    German Chancellor Angela Merkel in Washington, D.C., November 2009

    BPA / Handout / Reuters

    Study Group - Harvard Faculty, Fellows, Staff, and Students

    100 Days of Biden: A Transatlantic Balance?

    Fri., May 7, 2021 | 10:00am - 11:30am


    Please join the Future of Diplomacy Project's Fisher Family Fellow,  Ambassador Peter Wittig, for a virtual study group that will explore how and to what extent the first 100 days of the Biden presidency has reset the transatlantic partnership. 

    In Europe, the Biden victory was mostly greeted with tremendous relief. Notable exceptions were the governments of Poland, Hungary and Slovenia as well as right-wing populist parties in many European parliaments. Biden is widely viewed as an old-school transatlanticist, a strong backer of NATO, and a supporter of the EU as a strategic partner for the US. His critical view on Brexit is also widely known.
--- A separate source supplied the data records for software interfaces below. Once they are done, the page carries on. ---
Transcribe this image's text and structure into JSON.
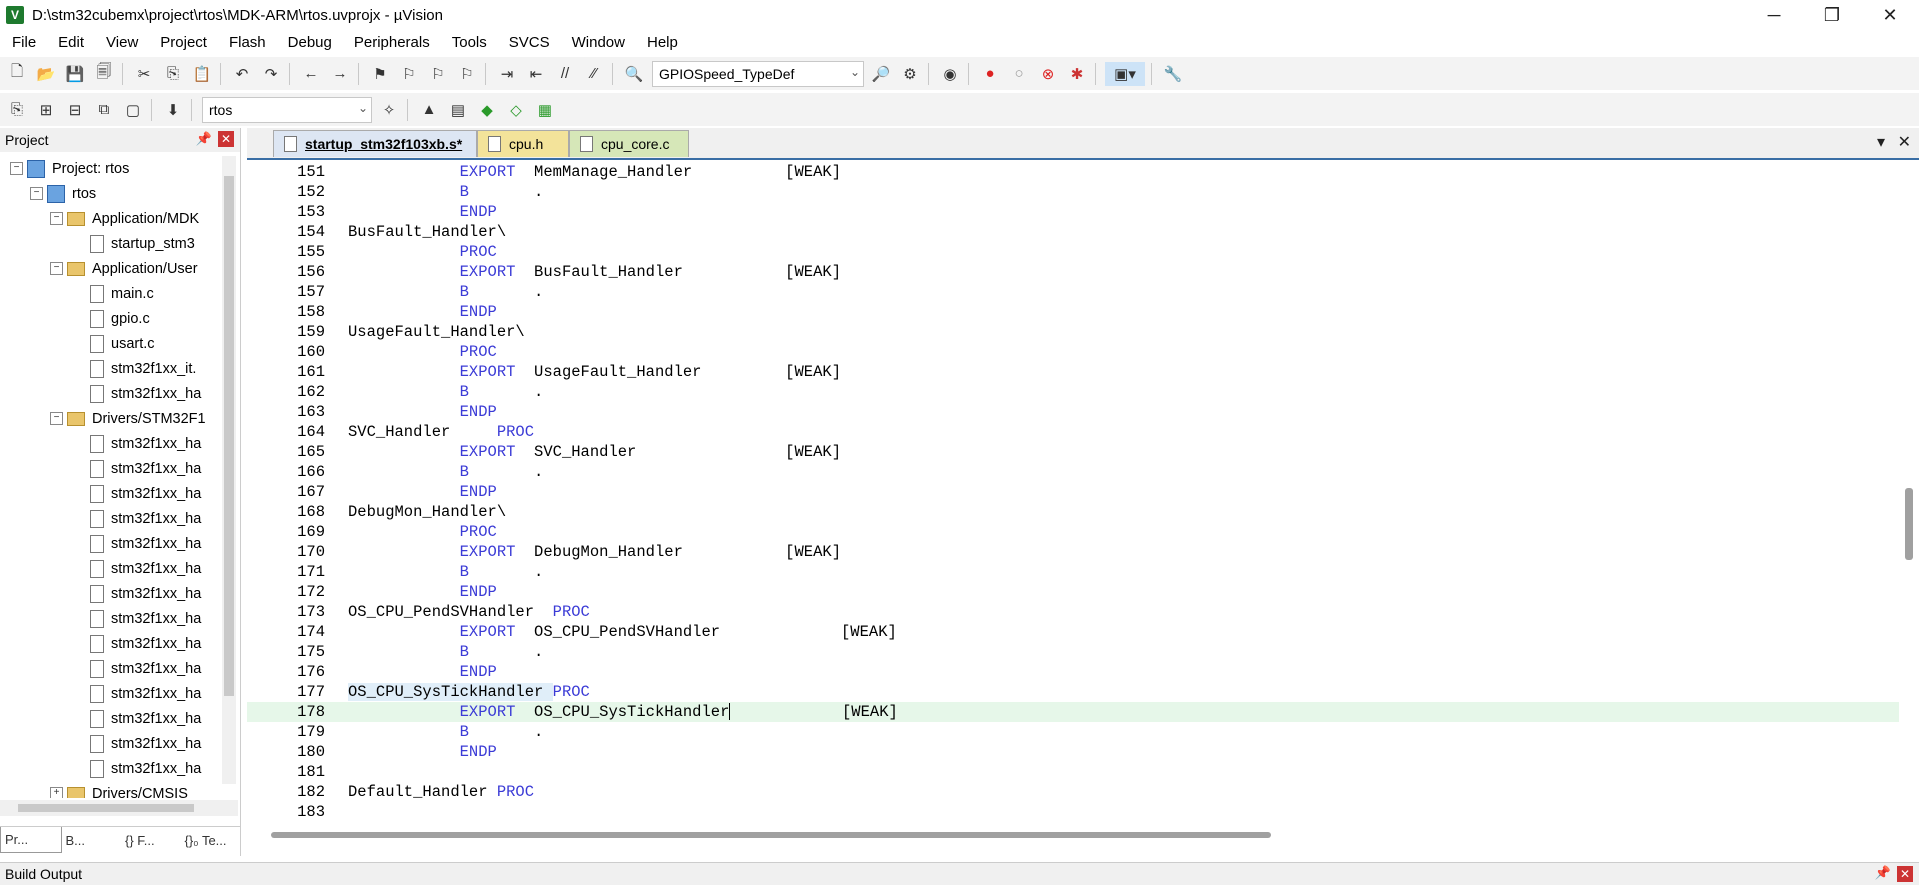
{
  "window": {
    "title": "D:\\stm32cubemx\\project\\rtos\\MDK-ARM\\rtos.uvprojx - µVision",
    "minimize": "─",
    "maximize": "❐",
    "close": "✕"
  },
  "menu": [
    "File",
    "Edit",
    "View",
    "Project",
    "Flash",
    "Debug",
    "Peripherals",
    "Tools",
    "SVCS",
    "Window",
    "Help"
  ],
  "toolbar1": {
    "find_combo_value": "GPIOSpeed_TypeDef"
  },
  "toolbar2": {
    "target_combo_value": "rtos"
  },
  "project_panel": {
    "title": "Project",
    "tree": [
      {
        "label": "Project: rtos",
        "level": 0,
        "kind": "project",
        "expand": "−"
      },
      {
        "label": "rtos",
        "level": 1,
        "kind": "target",
        "expand": "−"
      },
      {
        "label": "Application/MDK",
        "level": 2,
        "kind": "folder",
        "expand": "−"
      },
      {
        "label": "startup_stm3",
        "level": 3,
        "kind": "file",
        "expand": ""
      },
      {
        "label": "Application/User",
        "level": 2,
        "kind": "folder",
        "expand": "−"
      },
      {
        "label": "main.c",
        "level": 3,
        "kind": "file",
        "expand": ""
      },
      {
        "label": "gpio.c",
        "level": 3,
        "kind": "file",
        "expand": ""
      },
      {
        "label": "usart.c",
        "level": 3,
        "kind": "file",
        "expand": ""
      },
      {
        "label": "stm32f1xx_it.",
        "level": 3,
        "kind": "file",
        "expand": ""
      },
      {
        "label": "stm32f1xx_ha",
        "level": 3,
        "kind": "file",
        "expand": ""
      },
      {
        "label": "Drivers/STM32F1",
        "level": 2,
        "kind": "folder",
        "expand": "−"
      },
      {
        "label": "stm32f1xx_ha",
        "level": 3,
        "kind": "file",
        "expand": ""
      },
      {
        "label": "stm32f1xx_ha",
        "level": 3,
        "kind": "file",
        "expand": ""
      },
      {
        "label": "stm32f1xx_ha",
        "level": 3,
        "kind": "file",
        "expand": ""
      },
      {
        "label": "stm32f1xx_ha",
        "level": 3,
        "kind": "file",
        "expand": ""
      },
      {
        "label": "stm32f1xx_ha",
        "level": 3,
        "kind": "file",
        "expand": ""
      },
      {
        "label": "stm32f1xx_ha",
        "level": 3,
        "kind": "file",
        "expand": ""
      },
      {
        "label": "stm32f1xx_ha",
        "level": 3,
        "kind": "file",
        "expand": ""
      },
      {
        "label": "stm32f1xx_ha",
        "level": 3,
        "kind": "file",
        "expand": ""
      },
      {
        "label": "stm32f1xx_ha",
        "level": 3,
        "kind": "file",
        "expand": ""
      },
      {
        "label": "stm32f1xx_ha",
        "level": 3,
        "kind": "file",
        "expand": ""
      },
      {
        "label": "stm32f1xx_ha",
        "level": 3,
        "kind": "file",
        "expand": ""
      },
      {
        "label": "stm32f1xx_ha",
        "level": 3,
        "kind": "file",
        "expand": ""
      },
      {
        "label": "stm32f1xx_ha",
        "level": 3,
        "kind": "file",
        "expand": ""
      },
      {
        "label": "stm32f1xx_ha",
        "level": 3,
        "kind": "file",
        "expand": ""
      },
      {
        "label": "Drivers/CMSIS",
        "level": 2,
        "kind": "folder",
        "expand": "+"
      }
    ],
    "tabs": [
      "Pr...",
      "B...",
      "{} F...",
      "{}₀ Te..."
    ]
  },
  "editor": {
    "tabs": [
      {
        "label": "startup_stm32f103xb.s*",
        "active": true,
        "color": "#dde6f3"
      },
      {
        "label": "cpu.h",
        "active": false,
        "color": "#f3e39a"
      },
      {
        "label": "cpu_core.c",
        "active": false,
        "color": "#d6e7b8"
      }
    ],
    "lines": [
      {
        "n": "151",
        "pre": "",
        "kw": "",
        "mid": "            ",
        "kw2": "EXPORT",
        "post": "  MemManage_Handler          [WEAK]"
      },
      {
        "n": "152",
        "pre": "",
        "kw": "",
        "mid": "            ",
        "kw2": "B",
        "post": "       ."
      },
      {
        "n": "153",
        "pre": "",
        "kw": "",
        "mid": "            ",
        "kw2": "ENDP",
        "post": ""
      },
      {
        "n": "154",
        "pre": "BusFault_Handler\\",
        "kw": "",
        "mid": "",
        "kw2": "",
        "post": ""
      },
      {
        "n": "155",
        "pre": "",
        "kw": "",
        "mid": "            ",
        "kw2": "PROC",
        "post": ""
      },
      {
        "n": "156",
        "pre": "",
        "kw": "",
        "mid": "            ",
        "kw2": "EXPORT",
        "post": "  BusFault_Handler           [WEAK]"
      },
      {
        "n": "157",
        "pre": "",
        "kw": "",
        "mid": "            ",
        "kw2": "B",
        "post": "       ."
      },
      {
        "n": "158",
        "pre": "",
        "kw": "",
        "mid": "            ",
        "kw2": "ENDP",
        "post": ""
      },
      {
        "n": "159",
        "pre": "UsageFault_Handler\\",
        "kw": "",
        "mid": "",
        "kw2": "",
        "post": ""
      },
      {
        "n": "160",
        "pre": "",
        "kw": "",
        "mid": "            ",
        "kw2": "PROC",
        "post": ""
      },
      {
        "n": "161",
        "pre": "",
        "kw": "",
        "mid": "            ",
        "kw2": "EXPORT",
        "post": "  UsageFault_Handler         [WEAK]"
      },
      {
        "n": "162",
        "pre": "",
        "kw": "",
        "mid": "            ",
        "kw2": "B",
        "post": "       ."
      },
      {
        "n": "163",
        "pre": "",
        "kw": "",
        "mid": "            ",
        "kw2": "ENDP",
        "post": ""
      },
      {
        "n": "164",
        "pre": "SVC_Handler     ",
        "kw": "PROC",
        "mid": "",
        "kw2": "",
        "post": ""
      },
      {
        "n": "165",
        "pre": "",
        "kw": "",
        "mid": "            ",
        "kw2": "EXPORT",
        "post": "  SVC_Handler                [WEAK]"
      },
      {
        "n": "166",
        "pre": "",
        "kw": "",
        "mid": "            ",
        "kw2": "B",
        "post": "       ."
      },
      {
        "n": "167",
        "pre": "",
        "kw": "",
        "mid": "            ",
        "kw2": "ENDP",
        "post": ""
      },
      {
        "n": "168",
        "pre": "DebugMon_Handler\\",
        "kw": "",
        "mid": "",
        "kw2": "",
        "post": ""
      },
      {
        "n": "169",
        "pre": "",
        "kw": "",
        "mid": "            ",
        "kw2": "PROC",
        "post": ""
      },
      {
        "n": "170",
        "pre": "",
        "kw": "",
        "mid": "            ",
        "kw2": "EXPORT",
        "post": "  DebugMon_Handler           [WEAK]"
      },
      {
        "n": "171",
        "pre": "",
        "kw": "",
        "mid": "            ",
        "kw2": "B",
        "post": "       ."
      },
      {
        "n": "172",
        "pre": "",
        "kw": "",
        "mid": "            ",
        "kw2": "ENDP",
        "post": ""
      },
      {
        "n": "173",
        "pre": "OS_CPU_PendSVHandler  ",
        "kw": "PROC",
        "mid": "",
        "kw2": "",
        "post": ""
      },
      {
        "n": "174",
        "pre": "",
        "kw": "",
        "mid": "            ",
        "kw2": "EXPORT",
        "post": "  OS_CPU_PendSVHandler             [WEAK]"
      },
      {
        "n": "175",
        "pre": "",
        "kw": "",
        "mid": "            ",
        "kw2": "B",
        "post": "       ."
      },
      {
        "n": "176",
        "pre": "",
        "kw": "",
        "mid": "            ",
        "kw2": "ENDP",
        "post": ""
      },
      {
        "n": "177",
        "pre": "OS_CPU_SysTickHandler ",
        "kw": "PROC",
        "mid": "",
        "kw2": "",
        "post": "",
        "sel": true
      },
      {
        "n": "178",
        "pre": "",
        "kw": "",
        "mid": "            ",
        "kw2": "EXPORT",
        "post": "  OS_CPU_SysTickHandler",
        "post2": "            [WEAK]",
        "current": true
      },
      {
        "n": "179",
        "pre": "",
        "kw": "",
        "mid": "            ",
        "kw2": "B",
        "post": "       ."
      },
      {
        "n": "180",
        "pre": "",
        "kw": "",
        "mid": "            ",
        "kw2": "ENDP",
        "post": ""
      },
      {
        "n": "181",
        "pre": "",
        "kw": "",
        "mid": "",
        "kw2": "",
        "post": ""
      },
      {
        "n": "182",
        "pre": "Default_Handler ",
        "kw": "PROC",
        "mid": "",
        "kw2": "",
        "post": ""
      },
      {
        "n": "183",
        "pre": "",
        "kw": "",
        "mid": "",
        "kw2": "",
        "post": ""
      }
    ]
  },
  "build_output": {
    "title": "Build Output"
  }
}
    How much restoration of the old Western order is possible and desirable? What will be the main areas of collaboration and tension in the European-U.S. relationship in the foreseeable future?

    Ambassador Peter Wittig is a five-time Ambassador. He served in Spain, at the UN, in Lebanon and Cyprus before working in the cabinet of two Foreign Secretaries at headquarters. Most recently he was the German Ambassador at the United Nations in New York (2009 - 2014) representing his country in the Security Council, in Washington (2014 - 2018) and in the United Kingdom (2018 - 2020).

    Please register here. A light reading list will be provided and students are expected to come on time and prepared.